A Social Security Number and card does not mean you have permission to work. It is not proof of citizenship or residency.
As an international student, you are eligible for a social security number only if you have evidence of employment. If you do not have a job, you cannot apply for an SSN.
After you have been offered a job, you will need to apply for an SSN.
Please note: If you qualify as nonresident for tax purposes, the DSU Office of International Programs can only give you basic information about completing U.S. Federal Taxes.
Everyone must file taxes before April 15 for income earned between January 1 and December 31 of the previous year. Dickinson State University cannot give you formal tax advice, so you should not consider any basic information you receive as formal advice. Please consult professional tax services, as necessary.
Your employer will send you a Form W-2 at the end of the calendar year in which you were employed. You should receive one from all employers. This form is necessary for the completion of your tax return and provides information on your wages and amount of taxes withheld. If you do not receive a Form W-2 from an employer by the end of January, contact that employer immediately.
Who must file tax forms?
All international students are expected to complete U.S. tax forms with the U.S. Federal Government, whether or not you have had any U.S. source of income.
Income is money from any source including wages from work and money from U.S.-based fellowships/scholarships.
What tax forms do I file?
Between January 1 and December 31 of the previous year, if you had:
No U.S. source of income: ONLY file Form 8843
A U.S. source of income: file Form 8843 AND Form 1040NR or 1040NR-EZ
(1040 NR is for nonresident aliens with dependents and 1040NR-EZ is for nonresident aliens with no dependents)
Nonresident aliens, in general, are also responsible for Social Security and Medicare taxes on U.S. wages they earned.
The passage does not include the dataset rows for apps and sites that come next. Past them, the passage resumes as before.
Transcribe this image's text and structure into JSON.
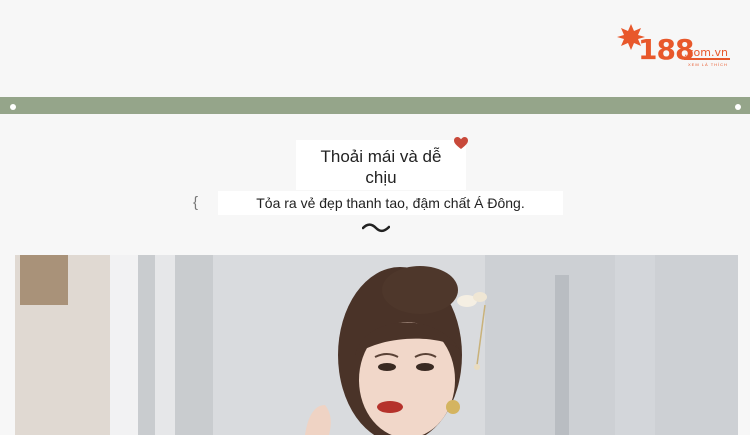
{
  "logo": {
    "number": "188",
    "domain": ".com.vn",
    "tagline": "XEM LÀ THÍCH"
  },
  "colors": {
    "brand": "#e8582b",
    "band": "#95a58a",
    "background": "#f7f7f7"
  },
  "header": {
    "title_line1": "Thoải mái và dễ",
    "title_line2": "chịu",
    "subtitle": "Tỏa ra vẻ đẹp thanh tao, đậm chất Á Đông."
  },
  "decor": {
    "brace": "{"
  }
}
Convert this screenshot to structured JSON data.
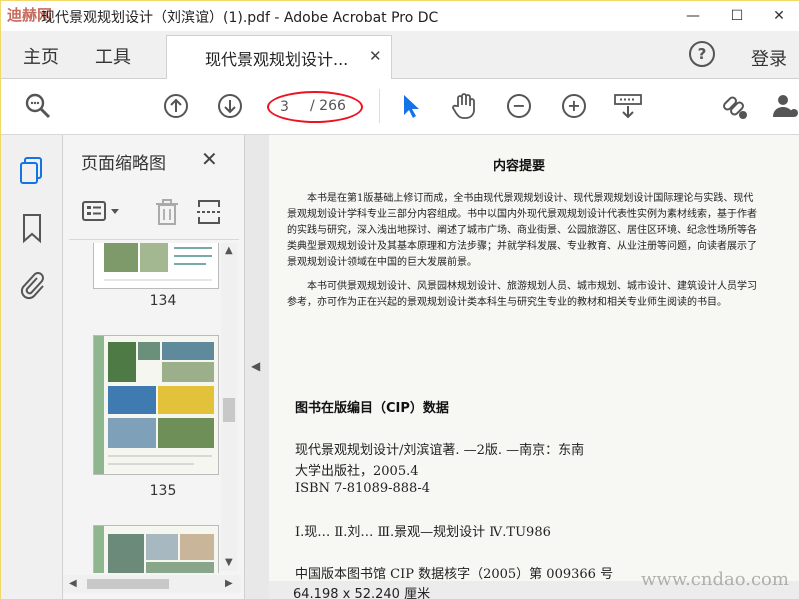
{
  "window": {
    "title": "现代景观规划设计（刘滨谊）(1).pdf - Adobe Acrobat Pro DC",
    "logo_text": "迪赫网",
    "minimize_glyph": "—",
    "maximize_glyph": "☐",
    "close_glyph": "✕"
  },
  "menu": {
    "home": "主页",
    "tools": "工具"
  },
  "tab": {
    "label": "现代景观规划设计...",
    "close_glyph": "✕"
  },
  "header": {
    "help_glyph": "?",
    "login": "登录"
  },
  "toolbar": {
    "current_page": "3",
    "total_pages": "/ 266",
    "icons": [
      "search-zoom-icon",
      "prev-page-icon",
      "next-page-icon",
      "select-cursor-icon",
      "hand-tool-icon",
      "zoom-out-icon",
      "zoom-in-icon",
      "keyboard-icon",
      "link-share-icon",
      "user-share-icon"
    ]
  },
  "panel": {
    "title": "页面缩略图",
    "close_glyph": "✕",
    "thumbnails": [
      {
        "page_label": "134"
      },
      {
        "page_label": "135"
      }
    ]
  },
  "document": {
    "heading": "内容提要",
    "para1": "本书是在第1版基础上修订而成，全书由现代景观规划设计、现代景观规划设计国际理论与实践、现代景观规划设计学科专业三部分内容组成。书中以国内外现代景观规划设计代表性实例为素材线索，基于作者的实践与研究，深入浅出地探讨、阐述了城市广场、商业街景、公园旅游区、居住区环境、纪念性场所等各类典型景观规划设计及其基本原理和方法步骤；并就学科发展、专业教育、从业注册等问题，向读者展示了景观规划设计领域在中国的巨大发展前景。",
    "para2": "本书可供景观规划设计、风景园林规划设计、旅游规划人员、城市规划、城市设计、建筑设计人员学习参考，亦可作为正在兴起的景观规划设计类本科生与研究生专业的教材和相关专业师生阅读的书目。",
    "cip_title": "图书在版编目（CIP）数据",
    "cip_line1": "现代景观规划设计/刘滨谊著. —2版. —南京：东南",
    "cip_line2": "大学出版社，2005.4",
    "cip_line3": "ISBN 7-81089-888-4",
    "cip_line4": "Ⅰ.现…  Ⅱ.刘…  Ⅲ.景观—规划设计  Ⅳ.TU986",
    "cip_line5": "中国版本图书馆 CIP 数据核字（2005）第 009366 号"
  },
  "status": {
    "page_size": "64.198 x 52.240 厘米"
  },
  "watermark": "www.cndao.com",
  "colors": {
    "accent_blue": "#1473e6",
    "annotation_red": "#e11"
  }
}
There are certain exceptions based on their nonimmigrant status. Click here for the classes of nonimmigrants and nonresident aliens exempt from U.S. Social Security and Medicare taxes.